BEGIN Data listing
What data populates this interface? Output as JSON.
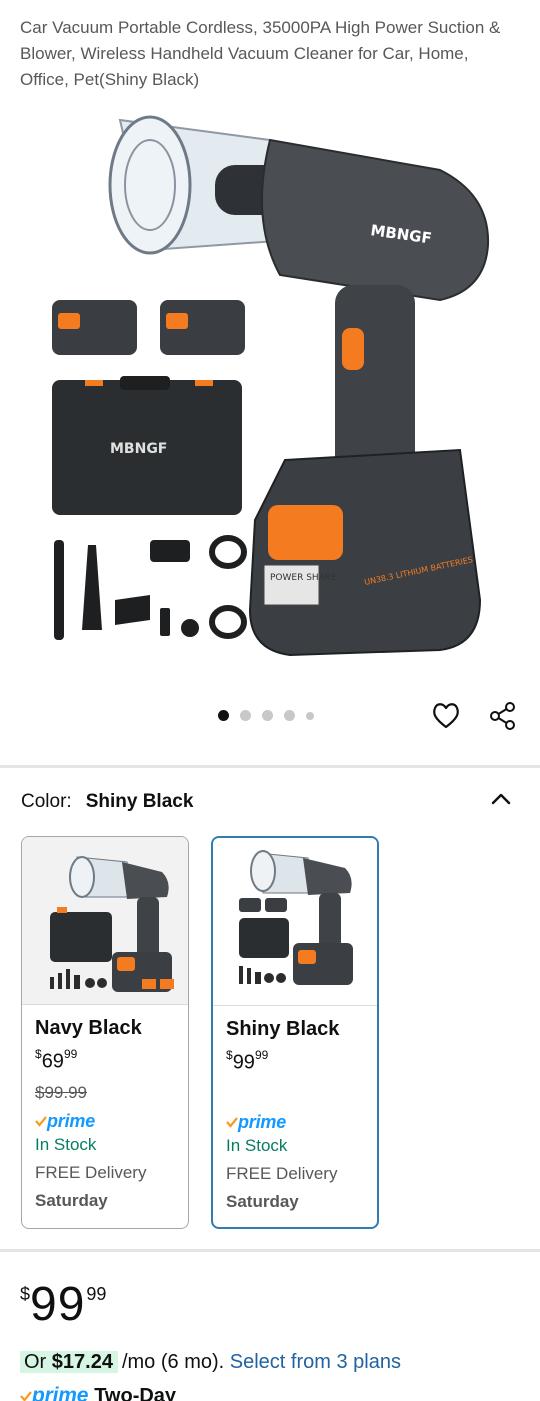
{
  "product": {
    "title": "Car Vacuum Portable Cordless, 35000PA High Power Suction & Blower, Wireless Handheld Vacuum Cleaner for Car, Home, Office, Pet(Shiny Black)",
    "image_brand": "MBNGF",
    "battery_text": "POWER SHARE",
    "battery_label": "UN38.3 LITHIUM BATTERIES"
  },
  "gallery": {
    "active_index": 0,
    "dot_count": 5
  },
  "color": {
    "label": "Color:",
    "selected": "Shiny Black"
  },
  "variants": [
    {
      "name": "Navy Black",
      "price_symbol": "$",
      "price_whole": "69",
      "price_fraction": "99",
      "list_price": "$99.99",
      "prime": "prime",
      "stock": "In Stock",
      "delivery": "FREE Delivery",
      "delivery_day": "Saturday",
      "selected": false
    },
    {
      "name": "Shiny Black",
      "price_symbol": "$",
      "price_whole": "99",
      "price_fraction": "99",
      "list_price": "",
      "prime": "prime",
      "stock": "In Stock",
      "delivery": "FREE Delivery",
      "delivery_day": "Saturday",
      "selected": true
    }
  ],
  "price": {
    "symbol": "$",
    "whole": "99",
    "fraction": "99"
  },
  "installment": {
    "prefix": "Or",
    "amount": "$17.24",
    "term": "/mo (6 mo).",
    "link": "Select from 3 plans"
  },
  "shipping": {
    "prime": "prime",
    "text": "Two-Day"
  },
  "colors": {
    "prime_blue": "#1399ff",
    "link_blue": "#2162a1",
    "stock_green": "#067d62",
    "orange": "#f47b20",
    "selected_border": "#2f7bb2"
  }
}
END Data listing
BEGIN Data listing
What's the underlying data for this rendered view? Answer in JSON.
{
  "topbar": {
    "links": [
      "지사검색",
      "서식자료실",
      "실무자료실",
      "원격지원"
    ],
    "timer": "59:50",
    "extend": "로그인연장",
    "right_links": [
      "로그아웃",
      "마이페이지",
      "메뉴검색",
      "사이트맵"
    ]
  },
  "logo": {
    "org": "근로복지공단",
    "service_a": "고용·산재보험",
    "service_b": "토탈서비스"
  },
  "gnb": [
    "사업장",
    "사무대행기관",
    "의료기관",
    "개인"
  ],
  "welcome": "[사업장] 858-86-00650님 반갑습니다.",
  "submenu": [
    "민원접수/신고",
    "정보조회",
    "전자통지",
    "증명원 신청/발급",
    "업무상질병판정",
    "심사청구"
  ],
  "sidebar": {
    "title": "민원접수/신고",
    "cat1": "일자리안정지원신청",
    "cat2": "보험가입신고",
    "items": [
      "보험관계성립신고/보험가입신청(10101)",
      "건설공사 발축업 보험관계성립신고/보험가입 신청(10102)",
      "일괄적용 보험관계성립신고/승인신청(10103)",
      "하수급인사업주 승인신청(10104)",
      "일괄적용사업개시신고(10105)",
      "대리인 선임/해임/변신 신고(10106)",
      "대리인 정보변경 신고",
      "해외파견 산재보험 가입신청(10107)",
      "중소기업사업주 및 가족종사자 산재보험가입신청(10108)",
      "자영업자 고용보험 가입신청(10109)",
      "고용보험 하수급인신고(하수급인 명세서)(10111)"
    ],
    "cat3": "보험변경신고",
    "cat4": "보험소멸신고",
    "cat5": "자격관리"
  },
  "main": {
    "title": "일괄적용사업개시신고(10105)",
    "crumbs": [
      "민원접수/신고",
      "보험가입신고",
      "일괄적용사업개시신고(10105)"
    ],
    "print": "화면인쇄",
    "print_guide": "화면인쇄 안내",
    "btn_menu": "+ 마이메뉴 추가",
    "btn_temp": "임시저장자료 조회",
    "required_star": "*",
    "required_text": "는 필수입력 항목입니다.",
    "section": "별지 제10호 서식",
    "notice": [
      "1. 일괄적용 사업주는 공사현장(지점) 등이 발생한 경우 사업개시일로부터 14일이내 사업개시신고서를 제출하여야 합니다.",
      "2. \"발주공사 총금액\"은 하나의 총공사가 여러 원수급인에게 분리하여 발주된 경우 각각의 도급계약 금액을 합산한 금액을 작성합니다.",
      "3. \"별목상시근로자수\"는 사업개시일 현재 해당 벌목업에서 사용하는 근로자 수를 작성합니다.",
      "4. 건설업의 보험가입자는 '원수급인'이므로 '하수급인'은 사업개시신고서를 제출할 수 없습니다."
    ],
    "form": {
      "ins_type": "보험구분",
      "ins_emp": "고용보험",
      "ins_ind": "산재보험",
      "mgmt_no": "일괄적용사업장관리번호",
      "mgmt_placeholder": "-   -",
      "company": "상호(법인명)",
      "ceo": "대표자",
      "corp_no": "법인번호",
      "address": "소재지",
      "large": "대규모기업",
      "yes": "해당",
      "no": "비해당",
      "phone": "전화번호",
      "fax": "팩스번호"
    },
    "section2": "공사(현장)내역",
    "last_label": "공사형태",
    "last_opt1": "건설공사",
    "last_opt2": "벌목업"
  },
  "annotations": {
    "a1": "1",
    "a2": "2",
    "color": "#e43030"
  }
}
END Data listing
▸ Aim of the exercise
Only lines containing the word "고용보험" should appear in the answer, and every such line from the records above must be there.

▸ Solution to the problem
      "자영업자 고용보험 가입신청(10109)",
      "고용보험 하수급인신고(하수급인 명세서)(10111)"
      "ins_emp": "고용보험",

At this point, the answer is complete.